interested should contact the manufacturers and inquire about this.

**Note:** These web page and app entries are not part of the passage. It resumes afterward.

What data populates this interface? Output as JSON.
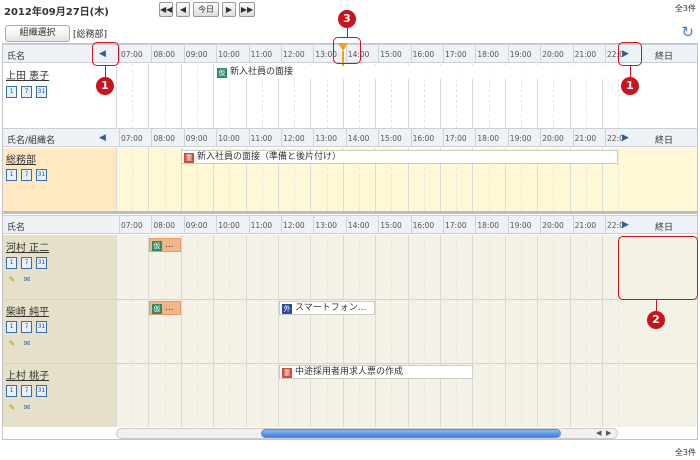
{
  "header": {
    "date": "2012年09月27日(木)",
    "nav": {
      "first": "◀◀",
      "prev": "◀",
      "today": "今日",
      "next": "▶",
      "last": "▶▶"
    },
    "count_top": "全3件",
    "count_bottom": "全3件"
  },
  "toolbar": {
    "org_select": "組織選択",
    "org_name": "[総務部]",
    "refresh_icon": "refresh-icon"
  },
  "times": [
    "07:00",
    "08:00",
    "09:00",
    "10:00",
    "11:00",
    "12:00",
    "13:00",
    "14:00",
    "15:00",
    "16:00",
    "17:00",
    "18:00",
    "19:00",
    "20:00",
    "21:00",
    "22:0"
  ],
  "section1": {
    "header_label": "氏名",
    "allday_label": "終日",
    "people": [
      {
        "name": "上田 恵子",
        "events": [
          {
            "tag": "仮",
            "label": "新入社員の面接"
          }
        ]
      }
    ]
  },
  "section2": {
    "header_label": "氏名/組織名",
    "allday_label": "終日",
    "orgs": [
      {
        "name": "総務部",
        "events": [
          {
            "tag": "重",
            "label": "新入社員の面接（準備と後片付け）"
          }
        ]
      }
    ]
  },
  "section3": {
    "header_label": "氏名",
    "allday_label": "終日",
    "people": [
      {
        "name": "河村 正二",
        "events": [
          {
            "tag": "仮",
            "label": "..."
          }
        ]
      },
      {
        "name": "柴崎 純平",
        "events": [
          {
            "tag": "仮",
            "label": "..."
          },
          {
            "tag": "外",
            "label": "スマートフォン..."
          }
        ]
      },
      {
        "name": "上村 桃子",
        "events": [
          {
            "tag": "重",
            "label": "中途採用者用求人票の作成"
          }
        ]
      }
    ]
  },
  "cal_icons": {
    "day": "1",
    "week": "7",
    "month": "31"
  },
  "callouts": {
    "c1": "1",
    "c2": "2",
    "c3": "3"
  }
}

Here's my proposed theory: in a high pressure system where there is no
regulator or where the regulator pressure is set very high, as the tank
becomes empty there will be a time when the tank pressure falls below
the normal operating pressure at the inlet of the needle valve or other
flow restricting device (such as a sintered glass diffuser) and the flow
rate through the valve diminishes until the energy loss within the valve
is low enough that the flow in the valve transitions from turbulent flow
to laminar flow. In laminar flow mode, the effective valve coefficient
changes (its non-linear remember) and a greater volume of fluid can
transit at a lower pressure. This phenomenon would be exacerbated when
the valve is operated at a much higher range of pressures. If the valve
is always operating in laminar flow mode, there would be no such laminar
to turbulent flow transition. If the valve is in choked mode, i.e.
operating at greater than 30 psi, then the valve is certainly operating
in turbulent flow mode. If the flow mode is turbulent, then there will
always be some point at which flow transitions to laminar; the only
question is how much CO2 is still inside the system when this occurs. I
suspect but cannot confirm that valves operating at 5-10 psi may be in
laminar flow mode. There will be a good deal less CO2 to expel at end of
tank in a system where the inlet valve is operating at a low pressure
than at one operating at high pressure. At 30 psi there is about two
tank volumes of CO2 left to expel, at 60 psi there are 4 tank volumes
left to expel. If there is no pressure regulator in the system, there is
a very significant volume of CO2 left to expel when the flow
characteristics of the valve begin to change. These laminar/turbulent
transitions may be exacerbated in other types of flow restrictive
devices since the pressure/flow graph may be even more non-linear than a
needle valve which is quite good. The manufacturers of these devices
should provide us with the pressure/flow graphs since it is a very
simple matter to determine experimentally with the correct instruments. 

I hope that everyone understands the importance of the pressure
regulator in providing accurate flow control near end of life in a high
pressure system. Pressure regulators control pressure. Needle valves
control flow rates at a constant pressure. Both devices are required to
-accurately- control flow rates. I cannot say whether sintered diffusers
provide sufficient resistance without needle valves but they should be
much safer together with a regulator and needle valve in series. I
venture that too low a flow is not really the problem, too high a flow

Steve Pushak                              Vancouver, BC, CANADA 

Visit "Steve's Aquatic Page"      http://home.infinet.net/teban/
 for LOTS of pics, tips and links for aquatic gardening!!!